Co-worker Bob and I were surprised to find today that DB2 9.7 accepts SQLs like the following:
select count(*) from syscat.tables where tbspaceid = ‘0’
In all prior DB2 versions, comparing an integer column with a string constant (or anything similar) would yield the error:
SQL0401N The data types of the operands for the operation <operator> are not compatible or comparable.
The source of this new flexibility is DB2 9.7’s implicit casting, yet another feature added in the quest for greater Oracle compatibility. The DB2 documentation clumsily introduces it:
Version 9.7 introduces support for implicit casting. Implicit casting is the automatic conversion of data of one data type to data of another data type based on an implied set of conversion rules.
Automatic type conversions (yea, duck typing even) are a good thing, but require care when arriving late to an installed base. We developers are now on DB2 9.7, but have to support DB2 versions as far back as 9.1. It’s now too easy to write SQL that will “work on my machine” but not on the older versions of DB2 that our customers run.
Once everyone is at DB2 9.7 and higher, this will be a non-issue. IBM’s usual policy with breaking DB2 compatibility is to provide registry settings or other means of disabling the change, often leaving it disabled by default for some time. But that doesn’t seem to be the case here. I couldn’t find a mechanism to turn off implicit casting for now; if you know of one, please pass it on.
Yes, WriteStreams lives!!

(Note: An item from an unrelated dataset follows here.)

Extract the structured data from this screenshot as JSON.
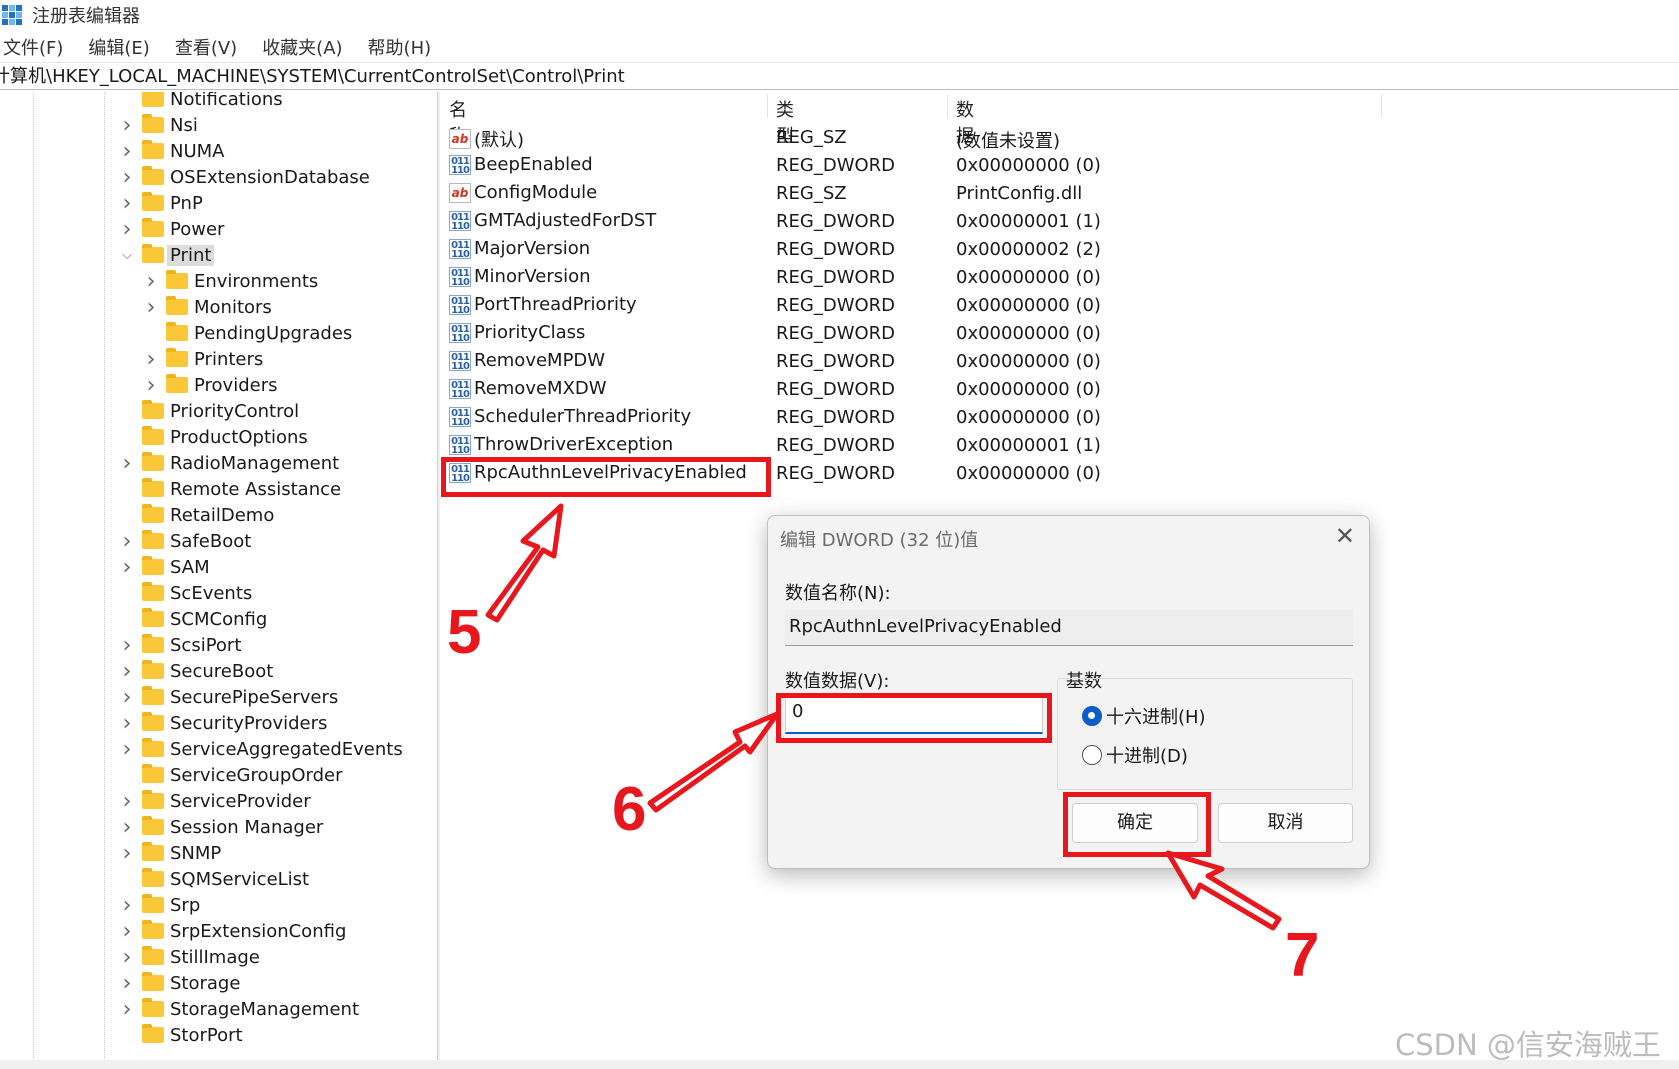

Yes, but only in our collective consciousness.
There I went neglecting this thing again; will have to be more attentive.